> DESCRIPTION OF THE TASK:
From top to bottom, print the listing word for word and skip any pictures it contains.

[RECORDS PROVIDED — start]

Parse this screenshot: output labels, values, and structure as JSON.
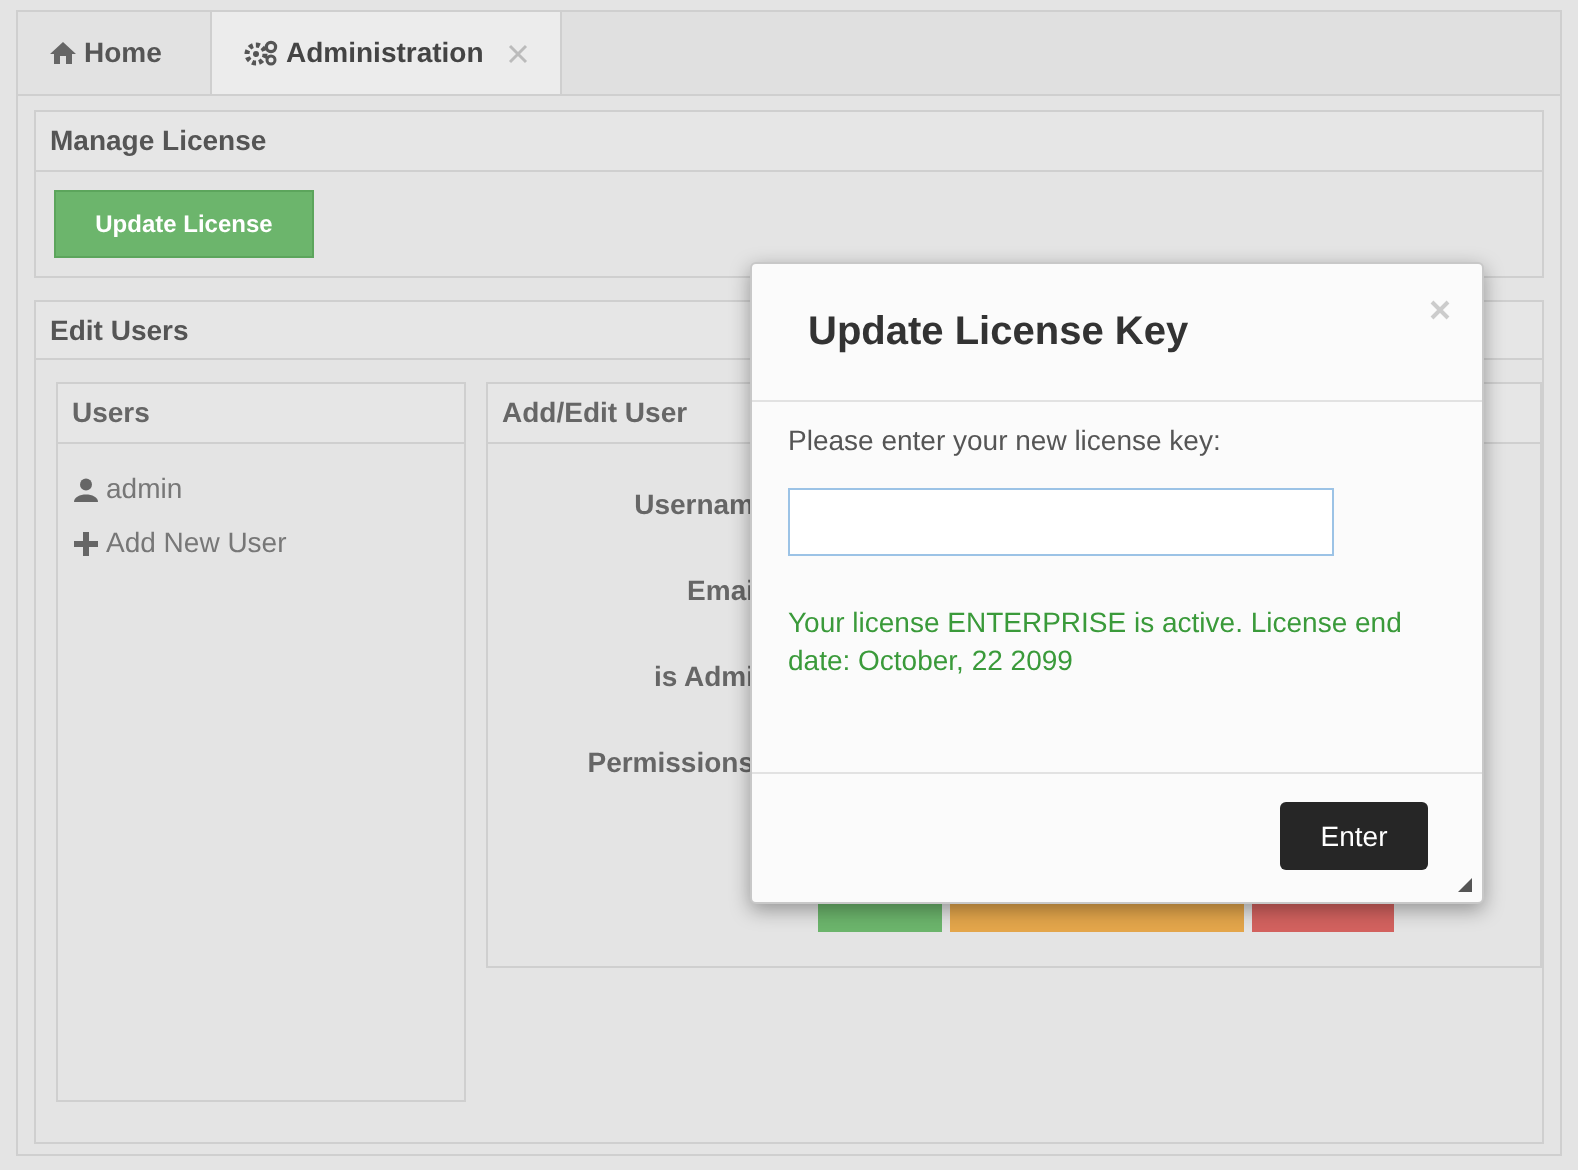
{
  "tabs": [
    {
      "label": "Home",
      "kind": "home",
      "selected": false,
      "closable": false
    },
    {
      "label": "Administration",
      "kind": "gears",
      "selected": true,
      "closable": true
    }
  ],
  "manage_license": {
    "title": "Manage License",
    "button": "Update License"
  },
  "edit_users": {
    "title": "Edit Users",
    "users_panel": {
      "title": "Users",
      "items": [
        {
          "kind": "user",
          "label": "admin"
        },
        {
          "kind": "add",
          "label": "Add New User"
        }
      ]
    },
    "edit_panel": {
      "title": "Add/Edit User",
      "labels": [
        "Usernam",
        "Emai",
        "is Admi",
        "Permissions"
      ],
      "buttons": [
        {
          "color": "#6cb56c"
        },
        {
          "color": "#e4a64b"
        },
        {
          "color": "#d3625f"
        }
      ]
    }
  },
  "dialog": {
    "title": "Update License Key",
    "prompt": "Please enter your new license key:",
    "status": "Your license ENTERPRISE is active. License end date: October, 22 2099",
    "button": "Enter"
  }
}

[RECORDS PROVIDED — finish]

> TASK RESULT:
Parse this screenshot: output labels, values, and structure as JSON.
{
  "tabs": [
    {
      "label": "Home",
      "kind": "home",
      "selected": false,
      "closable": false
    },
    {
      "label": "Administration",
      "kind": "gears",
      "selected": true,
      "closable": true
    }
  ],
  "manage_license": {
    "title": "Manage License",
    "button": "Update License"
  },
  "edit_users": {
    "title": "Edit Users",
    "users_panel": {
      "title": "Users",
      "items": [
        {
          "kind": "user",
          "label": "admin"
        },
        {
          "kind": "add",
          "label": "Add New User"
        }
      ]
    },
    "edit_panel": {
      "title": "Add/Edit User",
      "labels": [
        "Usernam",
        "Emai",
        "is Admi",
        "Permissions"
      ],
      "buttons": [
        {
          "color": "#6cb56c"
        },
        {
          "color": "#e4a64b"
        },
        {
          "color": "#d3625f"
        }
      ]
    }
  },
  "dialog": {
    "title": "Update License Key",
    "prompt": "Please enter your new license key:",
    "status": "Your license ENTERPRISE is active. License end date: October, 22 2099",
    "button": "Enter"
  }
}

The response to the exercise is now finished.